A while back, I read a wonderful essay on Peter Jennings, his summer home in small-town Quebec and some advice he gave a budding journalist. I’ve excerpted Gary Dimmock before, and I’ll probably do it again. This is from The Peter Jennings School of Journalism, and seemed appropriate today:
Peter Jennings. It seemed as though he never left the newsroom for Sept. 11. He was always on the television with more breaking news, more exclusive interviews. His summer in the Hills had come to end, and he was now, it seemed, staying awake for every single moment of the biggest story of my generation.
I rode around Lower Manhattan on a bicycle gathering stories I will never face again. I walked into an old armory where all the victims’ families had gathered. As I walked by the U.S. guards and police outside, I noticed that an ABC camera crew, like every other camera crew, was told they couldn’t go in.

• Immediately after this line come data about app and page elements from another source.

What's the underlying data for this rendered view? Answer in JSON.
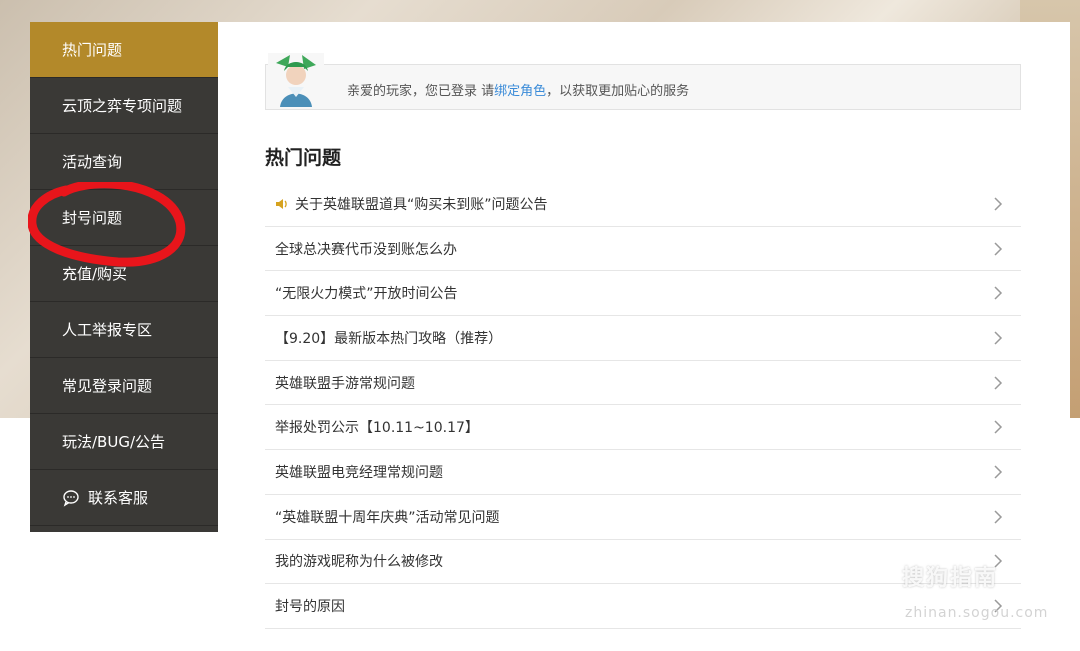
{
  "sidebar": {
    "items": [
      {
        "label": "热门问题",
        "active": true
      },
      {
        "label": "云顶之弈专项问题"
      },
      {
        "label": "活动查询"
      },
      {
        "label": "封号问题"
      },
      {
        "label": "充值/购买"
      },
      {
        "label": "人工举报专区"
      },
      {
        "label": "常见登录问题"
      },
      {
        "label": "玩法/BUG/公告"
      },
      {
        "label": "联系客服",
        "icon": "chat-bubble-icon"
      }
    ]
  },
  "notice": {
    "prefix": "亲爱的玩家，您已登录 请",
    "link": "绑定角色",
    "suffix": "，以获取更加贴心的服务"
  },
  "section_title": "热门问题",
  "questions": [
    {
      "text": "关于英雄联盟道具“购买未到账”问题公告",
      "icon": "speaker-icon"
    },
    {
      "text": "全球总决赛代币没到账怎么办"
    },
    {
      "text": "“无限火力模式”开放时间公告"
    },
    {
      "text": "【9.20】最新版本热门攻略（推荐）"
    },
    {
      "text": "英雄联盟手游常规问题"
    },
    {
      "text": "举报处罚公示【10.11~10.17】"
    },
    {
      "text": "英雄联盟电竞经理常规问题"
    },
    {
      "text": "“英雄联盟十周年庆典”活动常见问题"
    },
    {
      "text": "我的游戏昵称为什么被修改"
    },
    {
      "text": "封号的原因"
    }
  ],
  "watermark": {
    "main": "搜狗指南",
    "sub": "zhinan.sogou.com"
  },
  "colors": {
    "active": "#b3892a",
    "sidebar": "#3a3936",
    "link": "#3a8bd8",
    "annotation": "#e8151b"
  }
}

Inside, I sat with the families and listened to all of their stories. It was like being in a room with every single family from all the bad stories I’d ever reported on in the past 10 years, only all at once. Peter Jennings’ crew never did get inside and after I filed, I went back to Desmond’s Tavern and watched Peter Jennings. He looked tired and we joked that he must sleep in his newsroom.
Read the whole thing.